I've also been a little disappointed with the quality of the few Japanese cookbooks I own and their obvious lack of thorough proofreading or testing - ingredients listed and then never used in the cooking instructions, processes omitted, the same cooking time or temperature given differently in 3 places. I think it's time to do some research on better hardcopy references. If you have a recommendation, could you please leave a comment or send me an email? (よろしく おねがいします！). Otherwise, check back in a few weeks for the results.
*Where every second chocolate cake recipe requires 'one box of chocolate cake mix'.

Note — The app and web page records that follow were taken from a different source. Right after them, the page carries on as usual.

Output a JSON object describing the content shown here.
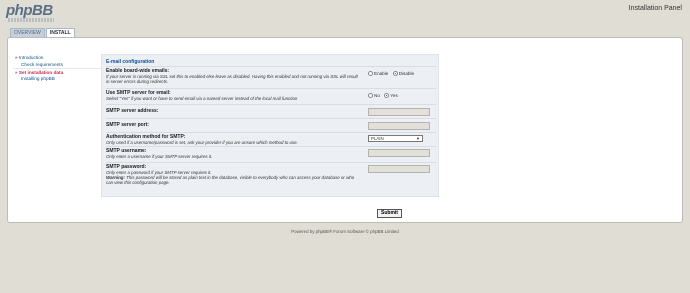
{
  "header": {
    "logo_text": "phpBB",
    "panel_title": "Installation Panel"
  },
  "tabs": [
    {
      "label": "OVERVIEW"
    },
    {
      "label": "INSTALL"
    }
  ],
  "menu": {
    "items": [
      {
        "label": "Introduction",
        "arrow": "»"
      },
      {
        "label": "Check requirements"
      },
      {
        "label": "Set installation data",
        "arrow": "»"
      },
      {
        "label": "Installing phpBB"
      }
    ]
  },
  "form": {
    "legend": "E-mail configuration",
    "board_email": {
      "label": "Enable board-wide emails:",
      "explain": "If your server is running via SSL set this to enabled else leave as disabled. Having this enabled and not running via SSL will result in server errors during redirects.",
      "options": [
        "Enable",
        "Disable"
      ],
      "selected": "Disable"
    },
    "smtp_enable": {
      "label": "Use SMTP server for email:",
      "explain": "Select “Yes” if you want or have to send email via a named server instead of the local mail function",
      "options": [
        "No",
        "Yes"
      ],
      "selected": "Yes"
    },
    "smtp_host": {
      "label": "SMTP server address:",
      "value": ""
    },
    "smtp_port": {
      "label": "SMTP server port:",
      "value": ""
    },
    "smtp_auth": {
      "label": "Authentication method for SMTP:",
      "explain": "Only used if a username/password is set, ask your provider if you are unsure which method to use.",
      "value": "PLAIN"
    },
    "smtp_user": {
      "label": "SMTP username:",
      "explain": "Only enter a username if your SMTP server requires it.",
      "value": ""
    },
    "smtp_pass": {
      "label": "SMTP password:",
      "explain1": "Only enter a password if your SMTP server requires it.",
      "warning_label": "Warning:",
      "explain2": "This password will be stored as plain text in the database, visible to everybody who can access your database or who can view this configuration page.",
      "value": ""
    },
    "submit_label": "Submit"
  },
  "footer": {
    "text": "Powered by phpBB® Forum Software © phpBB Limited"
  }
}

can you read japanese? if so, I have one title that I use a lot--Orange Page's Orange Table #5 Obachan no Aji. It is good because they have pictures along with the directions. This is where I got the nikujaga recipe from. The Orange Page series seems to be good, you can find back copies at Junkudo. Good luck in your search for a good cookbook!
Thanks! My kanji still isn't great, but it might be good practice. I'll have a look next time I'm at the bookstore.

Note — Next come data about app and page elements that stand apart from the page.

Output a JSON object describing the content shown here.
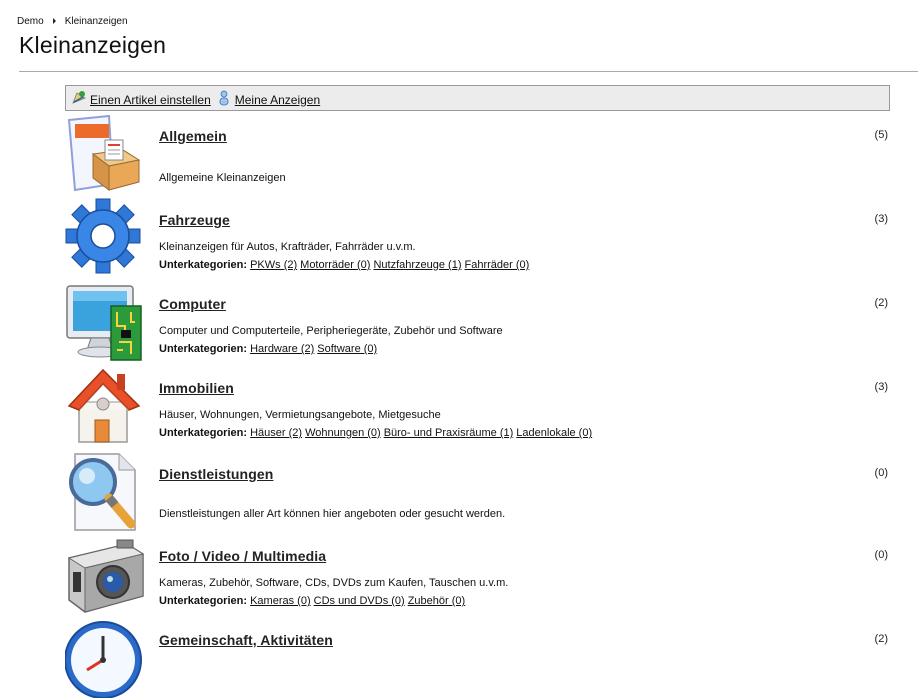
{
  "breadcrumb": {
    "items": [
      "Demo",
      "Kleinanzeigen"
    ]
  },
  "page": {
    "title": "Kleinanzeigen"
  },
  "toolbar": {
    "add_label": "Einen Artikel einstellen",
    "my_ads_label": "Meine Anzeigen"
  },
  "subcategories_label": "Unterkategorien:",
  "categories": [
    {
      "title": "Allgemein",
      "count": "(5)",
      "description": "Allgemeine Kleinanzeigen",
      "icon": "box-document-icon",
      "subs": []
    },
    {
      "title": "Fahrzeuge",
      "count": "(3)",
      "description": "Kleinanzeigen für Autos, Krafträder, Fahrräder u.v.m.",
      "icon": "gear-icon",
      "subs": [
        "PKWs (2)",
        "Motorräder (0)",
        "Nutzfahrzeuge (1)",
        "Fahrräder (0)"
      ]
    },
    {
      "title": "Computer",
      "count": "(2)",
      "description": "Computer und Computerteile, Peripheriegeräte, Zubehör und Software",
      "icon": "computer-icon",
      "subs": [
        "Hardware (2)",
        "Software (0)"
      ]
    },
    {
      "title": "Immobilien",
      "count": "(3)",
      "description": "Häuser, Wohnungen, Vermietungsangebote, Mietgesuche",
      "icon": "house-icon",
      "subs": [
        "Häuser (2)",
        "Wohnungen (0)",
        "Büro- und Praxisräume (1)",
        "Ladenlokale (0)"
      ]
    },
    {
      "title": "Dienstleistungen",
      "count": "(0)",
      "description": "Dienstleistungen aller Art können hier angeboten oder gesucht werden.",
      "icon": "magnifier-icon",
      "subs": []
    },
    {
      "title": "Foto / Video / Multimedia",
      "count": "(0)",
      "description": "Kameras, Zubehör, Software, CDs, DVDs zum Kaufen, Tauschen u.v.m.",
      "icon": "camera-icon",
      "subs": [
        "Kameras (0)",
        "CDs und DVDs (0)",
        "Zubehör (0)"
      ]
    },
    {
      "title": "Gemeinschaft, Aktivitäten",
      "count": "(2)",
      "description": "",
      "icon": "clock-icon",
      "subs": []
    }
  ]
}
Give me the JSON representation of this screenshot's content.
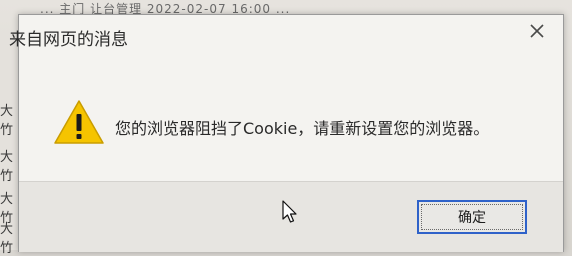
{
  "background": {
    "top_text": "...  主门  让台管理    2022-02-07 16:00   ...",
    "left_glyphs": [
      "大竹",
      "大竹",
      "大竹",
      "大竹"
    ]
  },
  "dialog": {
    "title": "来自网页的消息",
    "message": "您的浏览器阻挡了Cookie，请重新设置您的浏览器。",
    "icon": "warning-icon",
    "ok_label": "确定",
    "accent_color": "#2f62c9",
    "warning_color": "#f5c400"
  }
}
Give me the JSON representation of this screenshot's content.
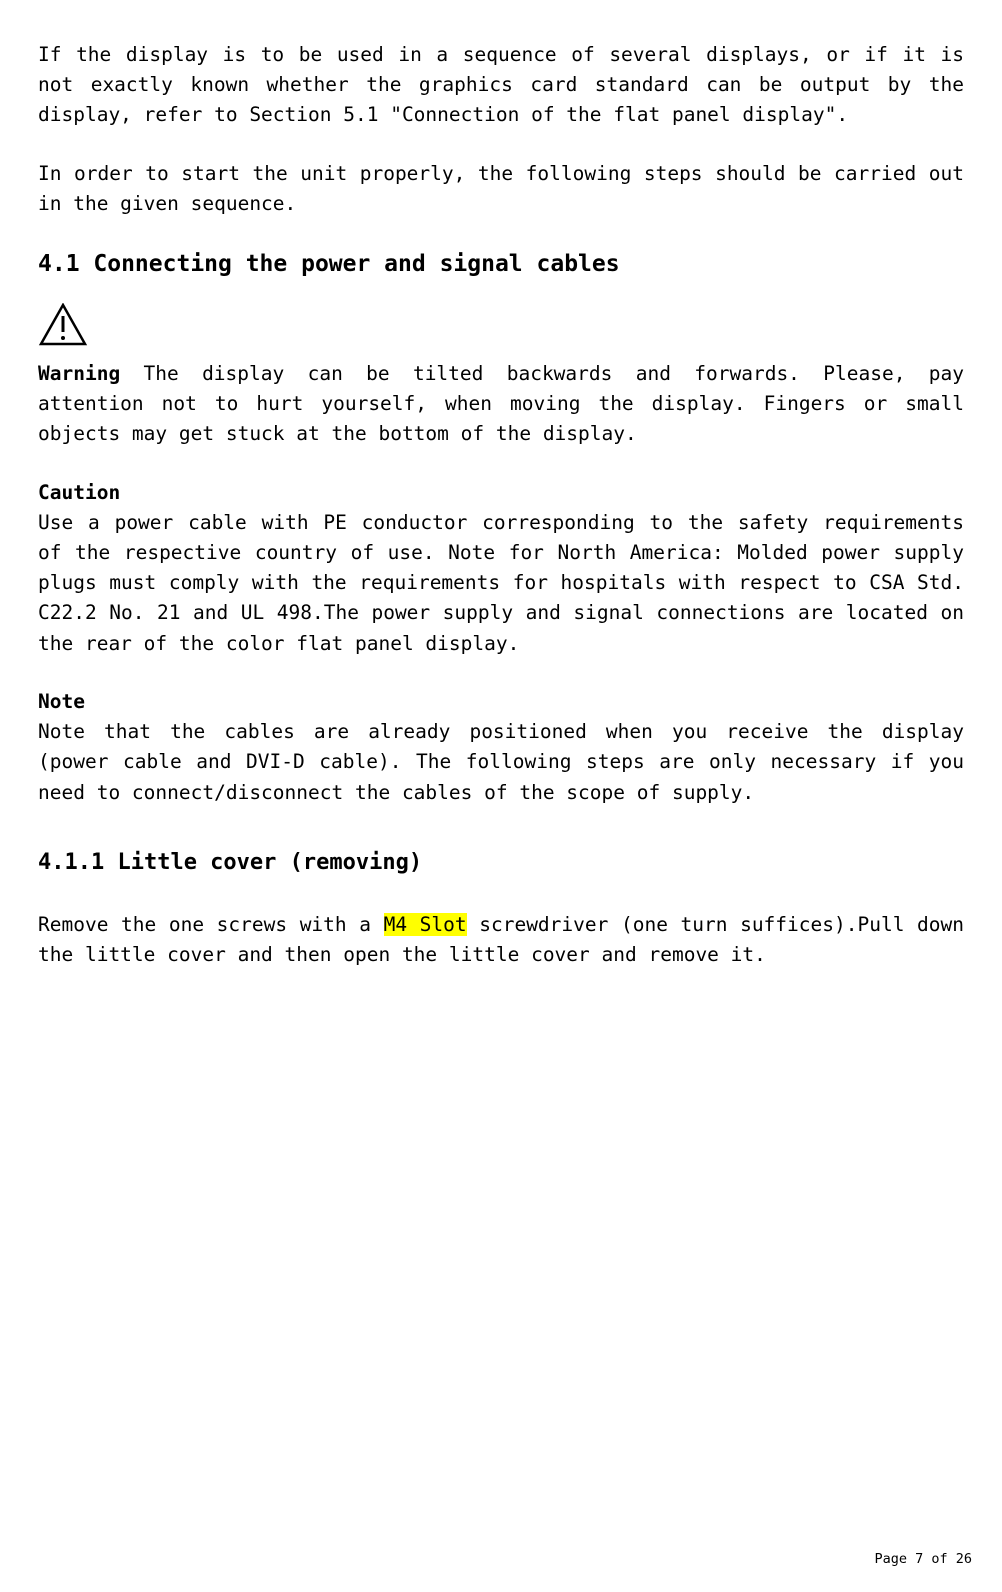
{
  "intro_para": "If the display is to be used in a sequence of several displays, or if it is not exactly known whether the graphics card standard can be output by the display, refer to Section 5.1 \"Connection of the flat panel display\".",
  "steps_para": "In order to start the unit properly, the following steps should be carried out in the given sequence.",
  "heading_4_1": "4.1 Connecting the power and signal cables",
  "warning_label": "Warning",
  "warning_text": " The display can be tilted backwards and forwards. Please, pay attention not to hurt yourself, when moving the display. Fingers or small objects may get stuck at the bottom of the display.",
  "caution_label": "Caution",
  "caution_text": "Use a power cable with PE conductor corresponding to the safety requirements of the respective country of use. Note for North America: Molded power supply plugs must comply with the requirements for hospitals with respect to CSA Std. C22.2 No. 21 and UL 498.The power supply and signal connections are located on the rear of the color flat panel display.",
  "note_label": "Note",
  "note_text": "Note that the cables are already positioned when you receive the display (power cable and DVI-D cable). The following steps are only necessary if you need to connect/disconnect the cables of the scope of supply.",
  "heading_4_1_1": "4.1.1 Little cover (removing)",
  "remove_pre": "Remove the one screws with a ",
  "remove_highlight": "M4 Slot",
  "remove_post": " screwdriver (one turn suffices).Pull down the little cover and then open the little cover and remove it.",
  "footer": "Page 7 of 26"
}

It's pricey, but I often use Elizabeth Andoh's 'Washoku'. I've had no problem with any of the recipes so far, though she advocates making dashi etc. from scratch, and due to time constraints I occasionally cheat and use instant. If you google her, you'll see that she also runs food shopping and cooking classes in Tokyo.
Another English standard (and much cheaper!) is Emi Kazuko's Japanese Food and Cooking. There seem to be different editions around, varying greatly in price. An Amazon search should yield results.

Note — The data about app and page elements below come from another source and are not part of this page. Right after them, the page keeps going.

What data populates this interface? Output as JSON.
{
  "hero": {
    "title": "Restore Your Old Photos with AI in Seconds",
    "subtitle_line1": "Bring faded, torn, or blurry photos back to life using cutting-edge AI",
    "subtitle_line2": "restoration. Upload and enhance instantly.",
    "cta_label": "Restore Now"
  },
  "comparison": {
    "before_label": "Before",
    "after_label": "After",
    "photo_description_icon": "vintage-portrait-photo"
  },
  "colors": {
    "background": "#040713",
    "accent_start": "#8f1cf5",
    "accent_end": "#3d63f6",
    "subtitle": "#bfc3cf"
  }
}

Lastly, re: Japanese language texts, I agree with the previous commenter on the Orange Page series. My old housemate had this book, and it was a great reference for me: 基本の和食 (大型本) ISBN-10: 4873030900. There's a Part 2 as well.
Thanks for the advice. It looks like I'll have to pick up one of the Orange Page books and sweet talk my tutor if it all gets too hard. I'd like to have a look at Washoku too, even if I am a big instant dashi cheat.
Still Feeling Peckish
This is a really quick recipe today. Yesterday when I went to the market the fishmonger looked really surprised that I was only getting 500g of clams, which was actually all I needed for my Low Carb Hokkien Prawn Mee recipe. Sucker that I was I ended up buying 1 kg of clams which left me wondering what to do with the extra 500g.
Anyway as things turned out, it ended in a hectic and busy day with rehearsals for ushering for the expected 50,000 strong Jubilee Day of Prayer at the Sports Hub and we were starving by the time we got back home. Turns out that a single restriction that did not allow us to give out goody bags at the gate meant that 50,000 goody bags had to be placed on the chairs. Up till late last night our youth volunteers were still at it.
Anyway back to it. This is a magically quick recipe that literally takes 15 minutes to complete. What’s not to like about japanese sake right? It was a happy and fitting end to an exhausting day.